* [Your objective]:
Keep the images out while you retype all of the data exactly.

─── Source data

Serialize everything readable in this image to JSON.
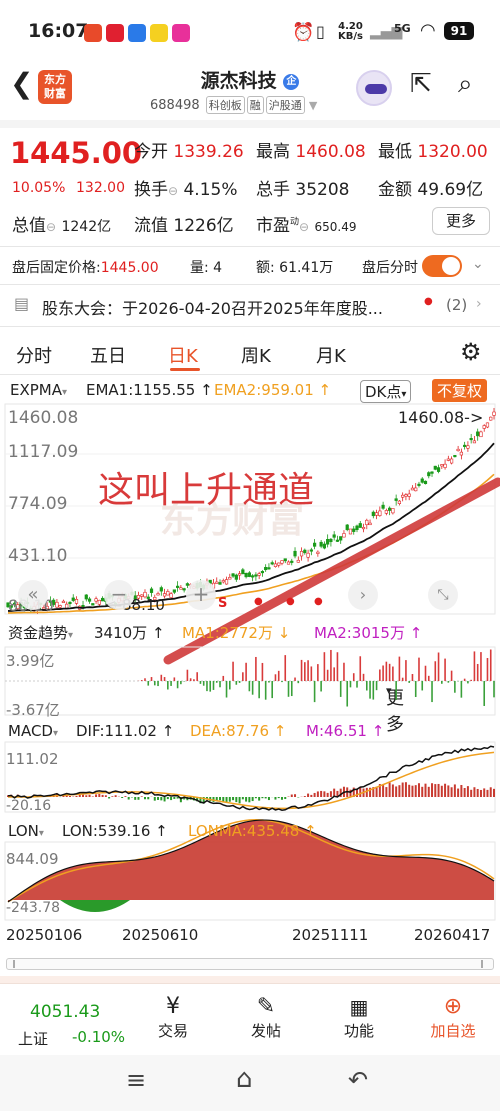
{
  "status_bar": {
    "time": "16:07",
    "net_speed_top": "4.20",
    "net_speed_unit": "KB/s",
    "signal": "5G",
    "battery": "91"
  },
  "header": {
    "title": "源杰科技",
    "badge": "企",
    "code": "688498",
    "tags": [
      "科创板",
      "融",
      "沪股通"
    ],
    "logo_line1": "东方",
    "logo_line2": "财富"
  },
  "quote": {
    "price": "1445.00",
    "change_pct": "10.05%",
    "change_amt": "132.00",
    "open_label": "今开",
    "open": "1339.26",
    "high_label": "最高",
    "high": "1460.08",
    "low_label": "最低",
    "low": "1320.00",
    "turnover_label": "换手",
    "turnover": "4.15%",
    "volume_label": "总手",
    "volume": "35208",
    "amount_label": "金额",
    "amount": "49.69亿",
    "mcap_label": "总值",
    "mcap": "1242亿",
    "float_label": "流值",
    "float": "1226亿",
    "pe_label": "市盈",
    "pe_sup": "动",
    "pe": "650.49",
    "more": "更多"
  },
  "after_hours": {
    "price_label": "盘后固定价格:",
    "price": "1445.00",
    "qty_label": "量:",
    "qty": "4",
    "amt_label": "额:",
    "amt": "61.41万",
    "toggle_label": "盘后分时"
  },
  "notice": {
    "text": "股东大会：于2026-04-20召开2025年年度股...",
    "count": "(2)"
  },
  "tabs": [
    "分时",
    "五日",
    "日K",
    "周K",
    "月K",
    "更多"
  ],
  "active_tab": "日K",
  "main_chart": {
    "indicator": "EXPMA",
    "ema1": "EMA1:1155.55 ↑",
    "ema2": "EMA2:959.01 ↑",
    "dk": "DK点",
    "adjust": "不复权",
    "y_labels": [
      "1460.08",
      "1117.09",
      "774.09",
      "431.10",
      "88.10"
    ],
    "high_marker": "1460.08->",
    "low_marker": "<-88.10",
    "annotation": "这叫上升通道",
    "watermark": "东方财富",
    "colors": {
      "up": "#e02020",
      "down": "#1a9a1a",
      "ema1": "#111111",
      "ema2": "#f0a020"
    }
  },
  "flow_chart": {
    "name": "资金趋势",
    "value": "3410万 ↑",
    "ma1": "MA1:2772万 ↓",
    "ma2": "MA2:3015万 ↑",
    "y_top": "3.99亿",
    "y_bot": "-3.67亿"
  },
  "macd_chart": {
    "name": "MACD",
    "dif": "DIF:111.02 ↑",
    "dea": "DEA:87.76 ↑",
    "m": "M:46.51 ↑",
    "y_top": "111.02",
    "y_bot": "-20.16"
  },
  "lon_chart": {
    "name": "LON",
    "lon": "LON:539.16 ↑",
    "lonma": "LONMA:435.48 ↑",
    "y_top": "844.09",
    "y_bot": "-243.78"
  },
  "x_dates": [
    "20250106",
    "20250610",
    "20251111",
    "20260417"
  ],
  "bottom_nav": {
    "index_value": "4051.43",
    "index_name": "上证",
    "index_change": "-0.10%",
    "items": [
      "交易",
      "发帖",
      "功能",
      "加自选"
    ]
  }
}
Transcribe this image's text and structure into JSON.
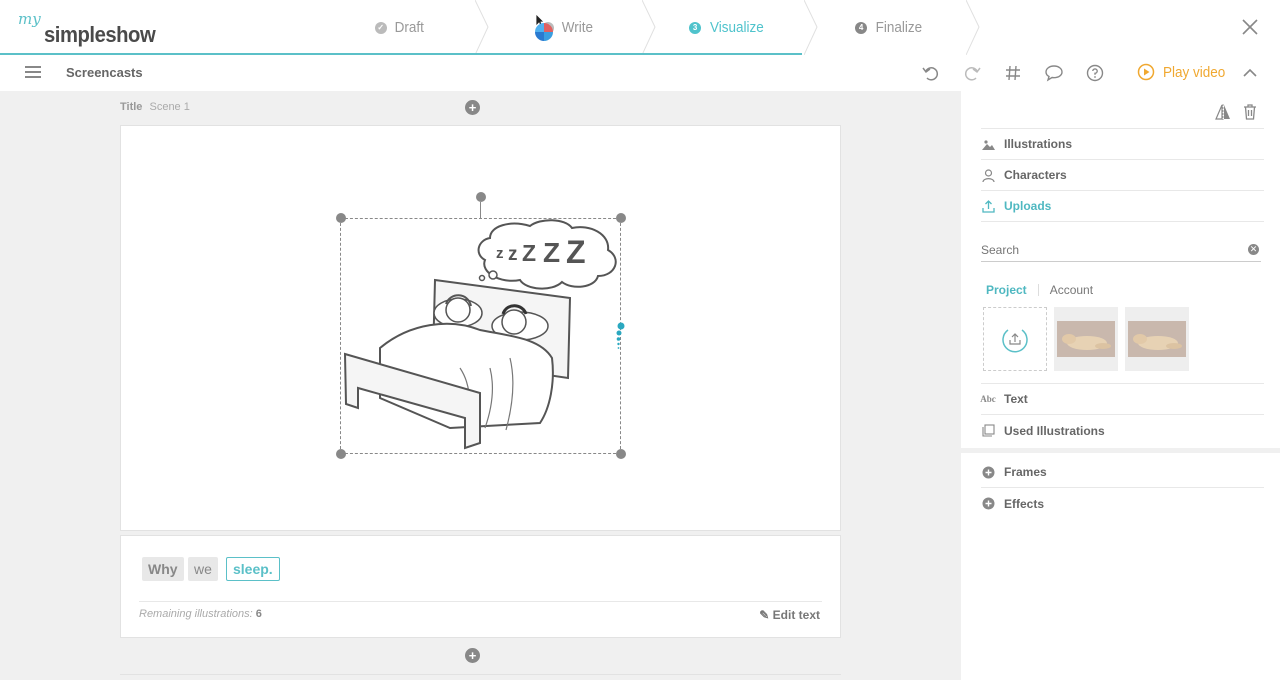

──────

* [Solved exercise]:
Serialize everything readable in this image to JSON.
{
  "status_bar": {
    "time": "16:07",
    "net_speed_top": "4.20",
    "net_speed_unit": "KB/s",
    "signal": "5G",
    "battery": "91"
  },
  "header": {
    "title": "源杰科技",
    "badge": "企",
    "code": "688498",
    "tags": [
      "科创板",
      "融",
      "沪股通"
    ],
    "logo_line1": "东方",
    "logo_line2": "财富"
  },
  "quote": {
    "price": "1445.00",
    "change_pct": "10.05%",
    "change_amt": "132.00",
    "open_label": "今开",
    "open": "1339.26",
    "high_label": "最高",
    "high": "1460.08",
    "low_label": "最低",
    "low": "1320.00",
    "turnover_label": "换手",
    "turnover": "4.15%",
    "volume_label": "总手",
    "volume": "35208",
    "amount_label": "金额",
    "amount": "49.69亿",
    "mcap_label": "总值",
    "mcap": "1242亿",
    "float_label": "流值",
    "float": "1226亿",
    "pe_label": "市盈",
    "pe_sup": "动",
    "pe": "650.49",
    "more": "更多"
  },
  "after_hours": {
    "price_label": "盘后固定价格:",
    "price": "1445.00",
    "qty_label": "量:",
    "qty": "4",
    "amt_label": "额:",
    "amt": "61.41万",
    "toggle_label": "盘后分时"
  },
  "notice": {
    "text": "股东大会：于2026-04-20召开2025年年度股...",
    "count": "(2)"
  },
  "tabs": [
    "分时",
    "五日",
    "日K",
    "周K",
    "月K",
    "更多"
  ],
  "active_tab": "日K",
  "main_chart": {
    "indicator": "EXPMA",
    "ema1": "EMA1:1155.55 ↑",
    "ema2": "EMA2:959.01 ↑",
    "dk": "DK点",
    "adjust": "不复权",
    "y_labels": [
      "1460.08",
      "1117.09",
      "774.09",
      "431.10",
      "88.10"
    ],
    "high_marker": "1460.08->",
    "low_marker": "<-88.10",
    "annotation": "这叫上升通道",
    "watermark": "东方财富",
    "colors": {
      "up": "#e02020",
      "down": "#1a9a1a",
      "ema1": "#111111",
      "ema2": "#f0a020"
    }
  },
  "flow_chart": {
    "name": "资金趋势",
    "value": "3410万 ↑",
    "ma1": "MA1:2772万 ↓",
    "ma2": "MA2:3015万 ↑",
    "y_top": "3.99亿",
    "y_bot": "-3.67亿"
  },
  "macd_chart": {
    "name": "MACD",
    "dif": "DIF:111.02 ↑",
    "dea": "DEA:87.76 ↑",
    "m": "M:46.51 ↑",
    "y_top": "111.02",
    "y_bot": "-20.16"
  },
  "lon_chart": {
    "name": "LON",
    "lon": "LON:539.16 ↑",
    "lonma": "LONMA:435.48 ↑",
    "y_top": "844.09",
    "y_bot": "-243.78"
  },
  "x_dates": [
    "20250106",
    "20250610",
    "20251111",
    "20260417"
  ],
  "bottom_nav": {
    "index_value": "4051.43",
    "index_name": "上证",
    "index_change": "-0.10%",
    "items": [
      "交易",
      "发帖",
      "功能",
      "加自选"
    ]
  }
}
Transcribe this image's text and structure into JSON.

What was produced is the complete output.